Hypoxia in the Baltic Sea has become more frequent and widespread over the last century due to increased nutrient inputs from land and atmosphere. Sediments and the benthic faunal community play an important role for recycling nutrients, and the development of hypoxia may occur as cascading regime shifts leading to further deterioration of ecosystem health.
Our present knowledge on processes leading to hypoxia is fragmented and discipline-specific, with strong repercussions for accurately computing nutrient reductions needed to restore the Baltic Sea.
The overall objective of HYPER is to establish a sound scientific basis for nutrient management on both a local and regional scale to reduce hypoxia and re-establish desired ecosystem services. It is important to understand the past in order to predict for the future. HYPER strives to synthesize this knowledge at an ecosystem scale and establish a holistic scientific understanding of the mechanisms leading to hypoxia and associated effects on benthic fauna.
- quantify nutrient feedback rates from the sediments over gradients of salinity, temperature and benthic community structure.
- describe the temporal and spatial variability of these processes within the entire Baltic Sea and use this information for improving existing models describing the hydrodynamics and biogeochemistry.
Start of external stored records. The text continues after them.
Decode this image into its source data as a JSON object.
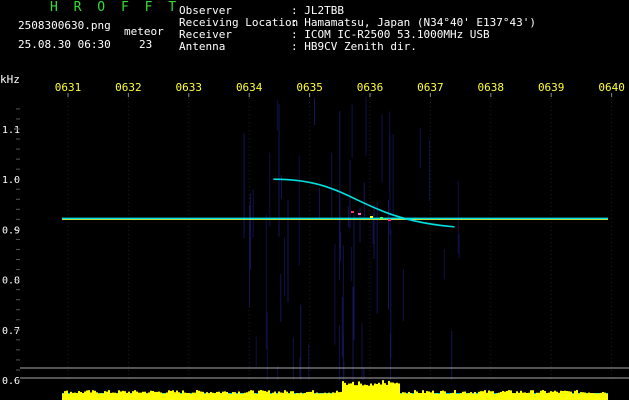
{
  "header": {
    "app_name": "H R O F F T",
    "filename": "2508300630.png",
    "datetime": "25.08.30 06:30",
    "count_label": "meteor",
    "count_value": "23",
    "info": [
      {
        "label": "Observer",
        "value": ": JL2TBB"
      },
      {
        "label": "Receiving Location",
        "value": ": Hamamatsu, Japan (N34°40' E137°43')"
      },
      {
        "label": "Receiver",
        "value": ": ICOM IC-R2500 53.1000MHz USB"
      },
      {
        "label": "Antenna",
        "value": ": HB9CV Zenith dir."
      }
    ]
  },
  "colors": {
    "app_name": "#33dd33",
    "text": "#ffffff",
    "time_labels": "#ffff33",
    "axis_labels": "#ffffff",
    "guide_line": "#ffff33",
    "trace": "#00e0e0",
    "spectrum_bar": "#ffff00",
    "spectrum_base": "#00ccff"
  },
  "chart_data": {
    "type": "spectrogram",
    "ylabel": "kHz",
    "y_ticks": [
      "1.1",
      "1.0",
      "0.9",
      "0.8",
      "0.7",
      "0.6"
    ],
    "x_ticks": [
      "0631",
      "0632",
      "0633",
      "0634",
      "0635",
      "0636",
      "0637",
      "0638",
      "0639",
      "0640"
    ],
    "ylim": [
      0.59,
      1.16
    ],
    "carrier_khz": 0.922,
    "meteor_echo": {
      "start_time": "0634.4",
      "end_time": "0637.4",
      "start_khz": 1.0,
      "end_khz": 0.905
    }
  }
}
Required nutrient reductions to maintain a healthy ecosystem will be estimated taking future climate changes into account.
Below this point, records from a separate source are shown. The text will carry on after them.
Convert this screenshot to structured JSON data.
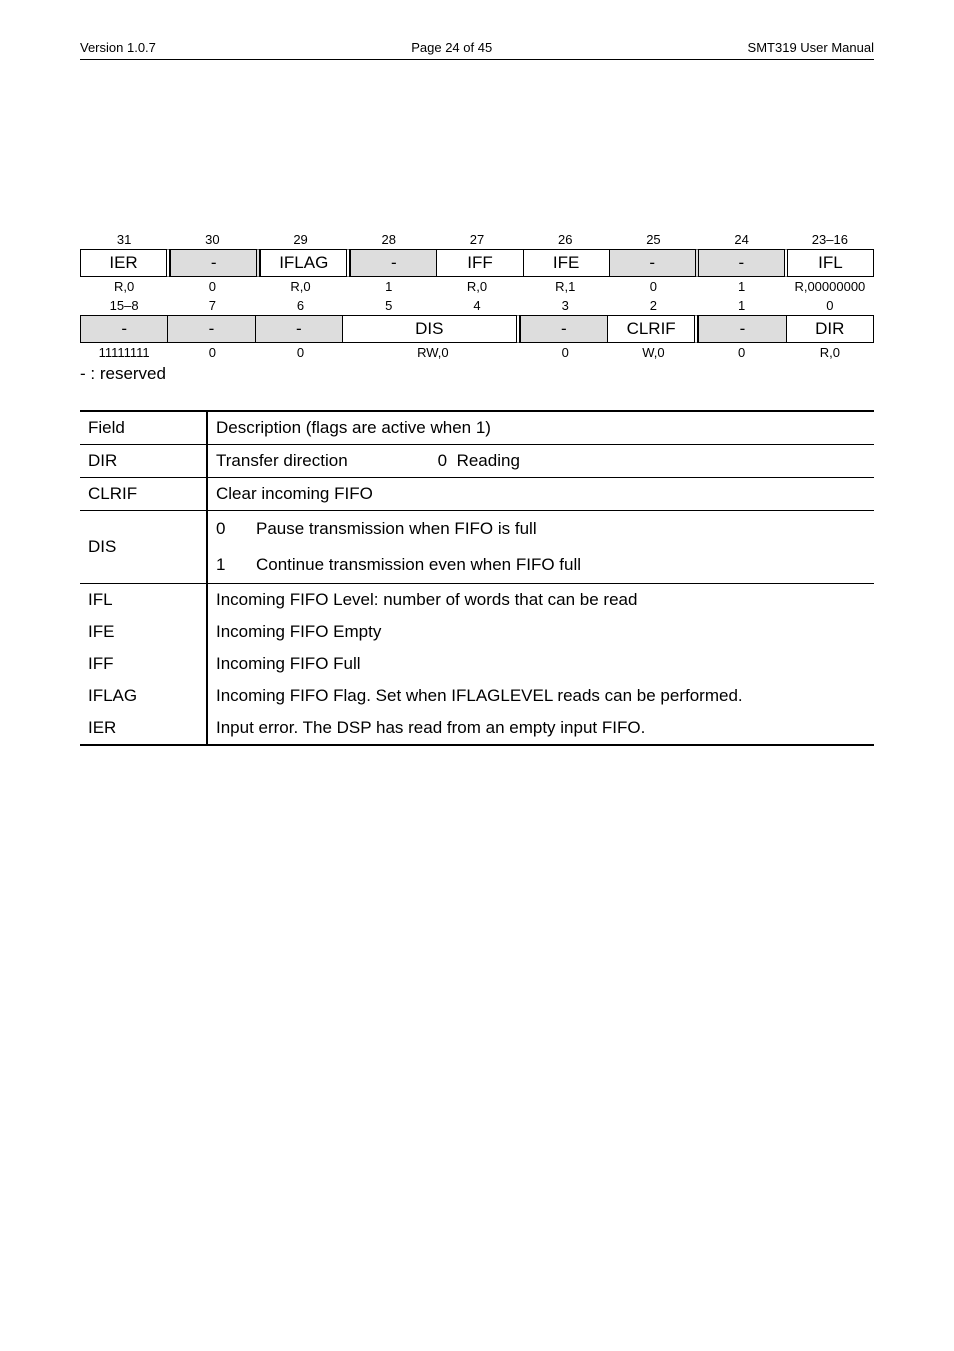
{
  "header": {
    "left": "Version 1.0.7",
    "center": "Page 24 of 45",
    "right": "SMT319 User Manual"
  },
  "regrow1": {
    "bits": [
      "31",
      "30",
      "29",
      "28",
      "27",
      "26",
      "25",
      "24",
      "23–16"
    ],
    "names": [
      "IER",
      "-",
      "IFLAG",
      "-",
      "IFF",
      "IFE",
      "-",
      "-",
      "IFL"
    ],
    "gray": [
      false,
      true,
      false,
      true,
      false,
      false,
      true,
      true,
      false
    ],
    "vals": [
      "R,0",
      "0",
      "R,0",
      "1",
      "R,0",
      "R,1",
      "0",
      "1",
      "R,00000000"
    ]
  },
  "regrow2": {
    "bits": [
      "15–8",
      "7",
      "6",
      "5",
      "4",
      "3",
      "2",
      "1",
      "0"
    ],
    "names": [
      "-",
      "-",
      "-",
      "DIS",
      "",
      "-",
      "CLRIF",
      "-",
      "DIR"
    ],
    "gray": [
      true,
      true,
      true,
      false,
      false,
      true,
      false,
      true,
      false
    ],
    "vals": [
      "11111111",
      "0",
      "0",
      "RW,0",
      "",
      "0",
      "W,0",
      "0",
      "R,0"
    ]
  },
  "reserved_label": "- : reserved",
  "field_header": {
    "c1": "Field",
    "c2": "Description (flags are active when 1)"
  },
  "dir": {
    "name": "DIR",
    "desc": "Transfer direction",
    "code": "0",
    "val": "Reading"
  },
  "clrif": {
    "name": "CLRIF",
    "desc": "Clear incoming FIFO"
  },
  "dis": {
    "name": "DIS",
    "l0n": "0",
    "l0": "Pause transmission when FIFO is full",
    "l1n": "1",
    "l1": "Continue transmission even when FIFO full"
  },
  "ifl": {
    "name": "IFL",
    "desc": "Incoming FIFO Level: number of words that can be read"
  },
  "ife": {
    "name": "IFE",
    "desc": "Incoming FIFO Empty"
  },
  "iff": {
    "name": "IFF",
    "desc": "Incoming FIFO Full"
  },
  "iflag": {
    "name": "IFLAG",
    "desc": "Incoming FIFO Flag. Set when IFLAGLEVEL reads can be performed."
  },
  "ier": {
    "name": "IER",
    "desc": "Input error. The DSP has read from an empty input FIFO."
  }
}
- combine field and experimental work into a modelling framework for nutrient management via the Baltic Nest Institute.
The project is carried out at 11 institutes covering 6 countries around the Baltic Sea.
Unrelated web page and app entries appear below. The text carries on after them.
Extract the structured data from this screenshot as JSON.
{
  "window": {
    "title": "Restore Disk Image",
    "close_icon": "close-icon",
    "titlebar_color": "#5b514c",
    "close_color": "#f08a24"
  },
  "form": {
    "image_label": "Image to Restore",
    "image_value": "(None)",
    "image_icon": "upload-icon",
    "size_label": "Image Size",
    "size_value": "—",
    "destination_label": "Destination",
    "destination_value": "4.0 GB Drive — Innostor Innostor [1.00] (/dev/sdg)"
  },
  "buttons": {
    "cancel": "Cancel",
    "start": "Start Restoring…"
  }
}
More information is available at the official HYPER home page (pdf, 629 kB)
A new brochure (published October 2011) about the HYPER project and its main findings can be downloaded here. (pdf, 629 kB)